From the material below, copy every line in which the word "true" occurs.

**DATA RECORDS:**
----------------------------------------

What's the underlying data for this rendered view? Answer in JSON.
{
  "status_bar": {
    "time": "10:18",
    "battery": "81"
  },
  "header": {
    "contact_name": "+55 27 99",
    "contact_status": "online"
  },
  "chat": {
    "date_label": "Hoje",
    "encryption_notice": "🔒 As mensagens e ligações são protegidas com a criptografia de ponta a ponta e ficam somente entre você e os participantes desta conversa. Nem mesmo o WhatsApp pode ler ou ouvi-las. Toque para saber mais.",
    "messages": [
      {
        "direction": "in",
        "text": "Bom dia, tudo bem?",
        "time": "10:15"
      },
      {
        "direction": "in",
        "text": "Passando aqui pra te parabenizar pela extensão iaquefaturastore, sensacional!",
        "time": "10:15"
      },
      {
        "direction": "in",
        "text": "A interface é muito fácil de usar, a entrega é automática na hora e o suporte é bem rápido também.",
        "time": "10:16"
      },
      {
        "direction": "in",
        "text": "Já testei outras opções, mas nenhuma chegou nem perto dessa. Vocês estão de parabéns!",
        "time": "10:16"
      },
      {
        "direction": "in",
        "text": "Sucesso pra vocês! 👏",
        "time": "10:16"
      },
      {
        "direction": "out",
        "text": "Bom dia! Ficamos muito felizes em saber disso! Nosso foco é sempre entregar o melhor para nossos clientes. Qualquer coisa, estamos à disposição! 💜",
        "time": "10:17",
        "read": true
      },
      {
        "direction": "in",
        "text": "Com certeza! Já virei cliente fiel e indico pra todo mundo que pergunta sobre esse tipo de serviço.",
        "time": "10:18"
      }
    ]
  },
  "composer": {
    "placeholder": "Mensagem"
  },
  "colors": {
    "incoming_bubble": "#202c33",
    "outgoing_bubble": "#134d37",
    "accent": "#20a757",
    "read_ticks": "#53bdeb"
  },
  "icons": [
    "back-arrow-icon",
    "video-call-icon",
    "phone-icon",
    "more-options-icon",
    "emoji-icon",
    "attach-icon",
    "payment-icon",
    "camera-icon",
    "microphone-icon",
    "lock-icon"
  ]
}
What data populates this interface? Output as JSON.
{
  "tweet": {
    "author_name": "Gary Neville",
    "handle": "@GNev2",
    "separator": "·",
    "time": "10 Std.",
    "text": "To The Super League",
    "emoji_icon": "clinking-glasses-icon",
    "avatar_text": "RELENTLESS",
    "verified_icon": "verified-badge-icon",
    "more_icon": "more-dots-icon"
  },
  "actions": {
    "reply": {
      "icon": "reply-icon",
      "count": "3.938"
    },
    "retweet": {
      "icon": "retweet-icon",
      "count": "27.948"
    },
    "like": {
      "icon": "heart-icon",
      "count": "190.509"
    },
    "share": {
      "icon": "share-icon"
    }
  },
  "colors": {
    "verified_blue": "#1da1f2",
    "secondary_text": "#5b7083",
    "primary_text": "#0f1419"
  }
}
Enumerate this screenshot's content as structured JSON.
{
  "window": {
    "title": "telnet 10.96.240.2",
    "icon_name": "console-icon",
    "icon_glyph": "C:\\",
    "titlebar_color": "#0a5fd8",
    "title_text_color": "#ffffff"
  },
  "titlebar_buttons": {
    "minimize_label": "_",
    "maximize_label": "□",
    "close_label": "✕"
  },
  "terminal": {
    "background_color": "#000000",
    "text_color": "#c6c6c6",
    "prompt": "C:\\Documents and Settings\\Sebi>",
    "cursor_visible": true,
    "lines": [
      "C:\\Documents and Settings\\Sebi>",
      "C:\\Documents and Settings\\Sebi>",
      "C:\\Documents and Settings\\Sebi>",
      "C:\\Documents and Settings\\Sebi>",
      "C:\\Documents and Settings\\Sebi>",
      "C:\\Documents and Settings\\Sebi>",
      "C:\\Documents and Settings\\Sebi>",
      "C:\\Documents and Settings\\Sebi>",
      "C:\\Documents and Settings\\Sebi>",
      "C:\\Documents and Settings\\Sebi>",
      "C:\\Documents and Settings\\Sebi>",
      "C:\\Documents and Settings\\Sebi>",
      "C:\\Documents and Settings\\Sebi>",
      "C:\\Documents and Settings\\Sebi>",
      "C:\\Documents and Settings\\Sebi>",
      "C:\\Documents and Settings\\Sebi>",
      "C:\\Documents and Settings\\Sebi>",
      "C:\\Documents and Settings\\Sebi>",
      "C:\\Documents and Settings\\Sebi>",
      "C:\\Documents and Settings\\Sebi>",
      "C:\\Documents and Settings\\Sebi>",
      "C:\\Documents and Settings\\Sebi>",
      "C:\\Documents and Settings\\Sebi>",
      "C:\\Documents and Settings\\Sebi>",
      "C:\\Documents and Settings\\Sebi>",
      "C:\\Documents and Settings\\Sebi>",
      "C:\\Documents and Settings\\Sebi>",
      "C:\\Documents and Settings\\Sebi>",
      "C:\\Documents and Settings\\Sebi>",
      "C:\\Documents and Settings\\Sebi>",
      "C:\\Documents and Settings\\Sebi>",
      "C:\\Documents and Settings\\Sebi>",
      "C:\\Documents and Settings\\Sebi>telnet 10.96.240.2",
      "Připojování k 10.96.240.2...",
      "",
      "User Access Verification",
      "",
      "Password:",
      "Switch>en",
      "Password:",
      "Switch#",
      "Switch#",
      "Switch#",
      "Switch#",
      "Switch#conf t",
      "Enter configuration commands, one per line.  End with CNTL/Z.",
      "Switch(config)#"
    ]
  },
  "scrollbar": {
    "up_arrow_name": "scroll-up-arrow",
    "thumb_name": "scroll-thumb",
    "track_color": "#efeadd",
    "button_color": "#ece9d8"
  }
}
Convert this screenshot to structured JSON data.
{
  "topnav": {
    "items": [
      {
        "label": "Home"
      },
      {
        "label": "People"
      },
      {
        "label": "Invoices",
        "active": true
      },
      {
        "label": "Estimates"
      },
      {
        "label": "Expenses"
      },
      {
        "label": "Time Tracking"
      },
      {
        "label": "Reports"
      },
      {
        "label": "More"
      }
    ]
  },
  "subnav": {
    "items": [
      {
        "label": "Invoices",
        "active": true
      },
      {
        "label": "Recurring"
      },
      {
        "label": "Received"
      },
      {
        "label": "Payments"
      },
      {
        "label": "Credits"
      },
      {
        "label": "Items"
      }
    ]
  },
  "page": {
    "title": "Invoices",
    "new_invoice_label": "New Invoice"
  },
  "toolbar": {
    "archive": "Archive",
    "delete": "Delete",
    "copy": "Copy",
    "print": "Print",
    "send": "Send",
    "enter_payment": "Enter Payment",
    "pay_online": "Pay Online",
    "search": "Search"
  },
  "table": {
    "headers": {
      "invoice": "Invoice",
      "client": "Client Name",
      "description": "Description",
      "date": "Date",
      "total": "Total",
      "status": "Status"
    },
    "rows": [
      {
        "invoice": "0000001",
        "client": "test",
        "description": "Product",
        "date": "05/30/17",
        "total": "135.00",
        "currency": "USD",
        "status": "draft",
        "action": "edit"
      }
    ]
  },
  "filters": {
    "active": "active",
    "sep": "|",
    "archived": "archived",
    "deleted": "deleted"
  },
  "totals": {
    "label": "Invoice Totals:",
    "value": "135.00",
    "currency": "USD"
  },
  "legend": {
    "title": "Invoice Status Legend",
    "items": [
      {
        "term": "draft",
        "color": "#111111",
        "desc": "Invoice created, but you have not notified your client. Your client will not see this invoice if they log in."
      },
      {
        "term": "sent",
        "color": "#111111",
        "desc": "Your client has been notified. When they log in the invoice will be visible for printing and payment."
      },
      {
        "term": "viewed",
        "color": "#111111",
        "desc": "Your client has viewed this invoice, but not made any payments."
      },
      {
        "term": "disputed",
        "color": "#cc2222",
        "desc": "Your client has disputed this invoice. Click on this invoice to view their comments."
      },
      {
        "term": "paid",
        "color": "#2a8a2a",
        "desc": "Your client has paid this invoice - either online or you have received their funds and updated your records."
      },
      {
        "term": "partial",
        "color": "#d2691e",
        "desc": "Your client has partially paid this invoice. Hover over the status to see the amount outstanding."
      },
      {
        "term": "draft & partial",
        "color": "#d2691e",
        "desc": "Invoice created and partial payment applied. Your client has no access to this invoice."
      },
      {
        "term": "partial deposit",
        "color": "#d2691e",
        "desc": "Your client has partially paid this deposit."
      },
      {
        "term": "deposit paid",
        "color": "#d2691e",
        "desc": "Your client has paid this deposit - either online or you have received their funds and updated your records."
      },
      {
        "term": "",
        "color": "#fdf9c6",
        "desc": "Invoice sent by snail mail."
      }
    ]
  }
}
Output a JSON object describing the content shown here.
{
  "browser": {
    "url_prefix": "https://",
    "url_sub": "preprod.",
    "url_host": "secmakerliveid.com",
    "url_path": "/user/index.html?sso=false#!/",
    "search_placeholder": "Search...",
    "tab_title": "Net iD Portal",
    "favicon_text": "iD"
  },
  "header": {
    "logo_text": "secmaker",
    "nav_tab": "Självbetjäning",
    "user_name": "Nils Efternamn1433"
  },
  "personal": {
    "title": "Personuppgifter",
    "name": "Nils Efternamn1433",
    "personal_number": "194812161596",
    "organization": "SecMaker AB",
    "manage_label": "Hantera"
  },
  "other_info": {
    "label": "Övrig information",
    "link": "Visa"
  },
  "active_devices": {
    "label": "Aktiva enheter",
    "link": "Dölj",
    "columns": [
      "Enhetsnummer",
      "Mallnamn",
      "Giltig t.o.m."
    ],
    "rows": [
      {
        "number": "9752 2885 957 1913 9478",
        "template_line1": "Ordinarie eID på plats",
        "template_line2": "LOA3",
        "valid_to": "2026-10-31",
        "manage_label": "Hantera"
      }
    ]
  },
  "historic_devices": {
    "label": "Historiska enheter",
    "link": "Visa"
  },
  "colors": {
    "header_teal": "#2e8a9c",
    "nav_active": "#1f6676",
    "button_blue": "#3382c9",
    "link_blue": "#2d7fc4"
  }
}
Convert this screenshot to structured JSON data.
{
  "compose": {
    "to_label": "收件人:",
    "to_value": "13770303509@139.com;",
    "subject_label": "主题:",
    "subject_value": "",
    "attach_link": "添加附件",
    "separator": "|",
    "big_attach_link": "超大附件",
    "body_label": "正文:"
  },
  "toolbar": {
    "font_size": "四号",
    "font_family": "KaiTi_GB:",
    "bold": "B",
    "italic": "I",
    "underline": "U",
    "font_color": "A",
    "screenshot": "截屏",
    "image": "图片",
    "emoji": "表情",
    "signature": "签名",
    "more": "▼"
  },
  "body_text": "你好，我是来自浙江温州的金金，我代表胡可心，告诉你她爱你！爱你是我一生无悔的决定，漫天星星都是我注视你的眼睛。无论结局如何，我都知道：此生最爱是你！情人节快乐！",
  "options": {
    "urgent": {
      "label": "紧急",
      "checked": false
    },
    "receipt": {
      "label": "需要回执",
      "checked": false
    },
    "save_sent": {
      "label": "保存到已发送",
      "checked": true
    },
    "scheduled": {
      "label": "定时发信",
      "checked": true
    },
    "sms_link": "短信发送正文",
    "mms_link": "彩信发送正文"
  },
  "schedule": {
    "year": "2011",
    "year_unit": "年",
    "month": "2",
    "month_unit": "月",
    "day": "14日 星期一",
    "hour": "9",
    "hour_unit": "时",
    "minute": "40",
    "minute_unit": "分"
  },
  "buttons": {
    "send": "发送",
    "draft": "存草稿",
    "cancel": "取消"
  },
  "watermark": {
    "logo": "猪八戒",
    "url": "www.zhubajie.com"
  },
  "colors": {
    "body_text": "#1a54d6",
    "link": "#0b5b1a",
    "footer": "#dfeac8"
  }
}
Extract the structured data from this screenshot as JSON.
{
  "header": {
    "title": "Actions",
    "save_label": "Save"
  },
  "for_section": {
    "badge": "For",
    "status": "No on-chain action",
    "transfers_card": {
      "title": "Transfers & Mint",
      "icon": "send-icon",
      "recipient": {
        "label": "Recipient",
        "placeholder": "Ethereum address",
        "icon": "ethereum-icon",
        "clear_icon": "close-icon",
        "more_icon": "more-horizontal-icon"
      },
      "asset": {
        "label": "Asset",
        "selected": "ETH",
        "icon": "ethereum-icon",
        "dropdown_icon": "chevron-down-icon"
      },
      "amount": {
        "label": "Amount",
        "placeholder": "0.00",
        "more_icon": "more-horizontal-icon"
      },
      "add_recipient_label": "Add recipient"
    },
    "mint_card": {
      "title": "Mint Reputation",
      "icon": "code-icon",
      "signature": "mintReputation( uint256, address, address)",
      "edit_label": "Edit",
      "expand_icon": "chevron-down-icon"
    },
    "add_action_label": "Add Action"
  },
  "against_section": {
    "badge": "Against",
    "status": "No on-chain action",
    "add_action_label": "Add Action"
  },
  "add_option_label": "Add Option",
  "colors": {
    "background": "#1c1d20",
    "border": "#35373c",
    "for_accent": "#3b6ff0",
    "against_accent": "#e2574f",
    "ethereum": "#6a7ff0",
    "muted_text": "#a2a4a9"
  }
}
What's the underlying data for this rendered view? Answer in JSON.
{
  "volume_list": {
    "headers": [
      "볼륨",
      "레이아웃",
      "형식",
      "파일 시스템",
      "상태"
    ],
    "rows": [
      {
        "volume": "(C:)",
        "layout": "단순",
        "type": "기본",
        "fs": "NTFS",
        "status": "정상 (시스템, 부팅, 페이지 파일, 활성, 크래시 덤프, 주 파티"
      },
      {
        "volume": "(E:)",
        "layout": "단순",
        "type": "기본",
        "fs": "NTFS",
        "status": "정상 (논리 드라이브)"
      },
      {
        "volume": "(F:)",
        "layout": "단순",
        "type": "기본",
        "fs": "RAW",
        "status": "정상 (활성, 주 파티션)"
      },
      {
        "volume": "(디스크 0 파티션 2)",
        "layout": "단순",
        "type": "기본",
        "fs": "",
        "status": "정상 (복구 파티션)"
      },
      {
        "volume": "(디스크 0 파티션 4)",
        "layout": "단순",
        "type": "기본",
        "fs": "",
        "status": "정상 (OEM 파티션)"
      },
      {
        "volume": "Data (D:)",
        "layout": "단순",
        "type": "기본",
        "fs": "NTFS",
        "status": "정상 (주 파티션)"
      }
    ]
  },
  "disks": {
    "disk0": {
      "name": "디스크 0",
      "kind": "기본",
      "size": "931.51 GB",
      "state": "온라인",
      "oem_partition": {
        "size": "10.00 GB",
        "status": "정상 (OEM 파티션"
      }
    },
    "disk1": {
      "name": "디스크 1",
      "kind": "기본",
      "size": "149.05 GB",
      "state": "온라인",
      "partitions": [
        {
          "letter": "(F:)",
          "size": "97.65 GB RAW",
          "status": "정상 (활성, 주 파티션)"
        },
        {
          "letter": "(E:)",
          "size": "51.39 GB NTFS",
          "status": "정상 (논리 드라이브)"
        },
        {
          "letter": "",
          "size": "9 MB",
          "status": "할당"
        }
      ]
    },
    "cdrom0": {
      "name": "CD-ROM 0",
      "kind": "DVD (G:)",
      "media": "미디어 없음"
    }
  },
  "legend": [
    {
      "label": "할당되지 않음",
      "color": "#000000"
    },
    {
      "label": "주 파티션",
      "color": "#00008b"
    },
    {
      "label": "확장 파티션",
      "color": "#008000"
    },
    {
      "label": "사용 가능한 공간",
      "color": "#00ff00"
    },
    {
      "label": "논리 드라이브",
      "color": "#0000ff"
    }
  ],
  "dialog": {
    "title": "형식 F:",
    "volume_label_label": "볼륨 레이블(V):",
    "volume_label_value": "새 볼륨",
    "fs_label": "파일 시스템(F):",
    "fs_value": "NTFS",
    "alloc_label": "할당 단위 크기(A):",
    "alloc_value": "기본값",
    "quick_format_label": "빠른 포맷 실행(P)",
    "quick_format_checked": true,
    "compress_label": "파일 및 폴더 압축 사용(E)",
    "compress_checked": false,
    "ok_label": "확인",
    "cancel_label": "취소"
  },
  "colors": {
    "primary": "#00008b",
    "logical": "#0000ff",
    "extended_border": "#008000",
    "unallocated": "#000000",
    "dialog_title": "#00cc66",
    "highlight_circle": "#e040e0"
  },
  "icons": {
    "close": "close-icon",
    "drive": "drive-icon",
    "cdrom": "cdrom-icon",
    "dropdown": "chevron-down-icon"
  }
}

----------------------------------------

**TASK SOLUTION:**
        "read": true
    "cursor_visible": true,
        "active": true
        "active": true
      "checked": true
      "checked": true
    "quick_format_checked": true,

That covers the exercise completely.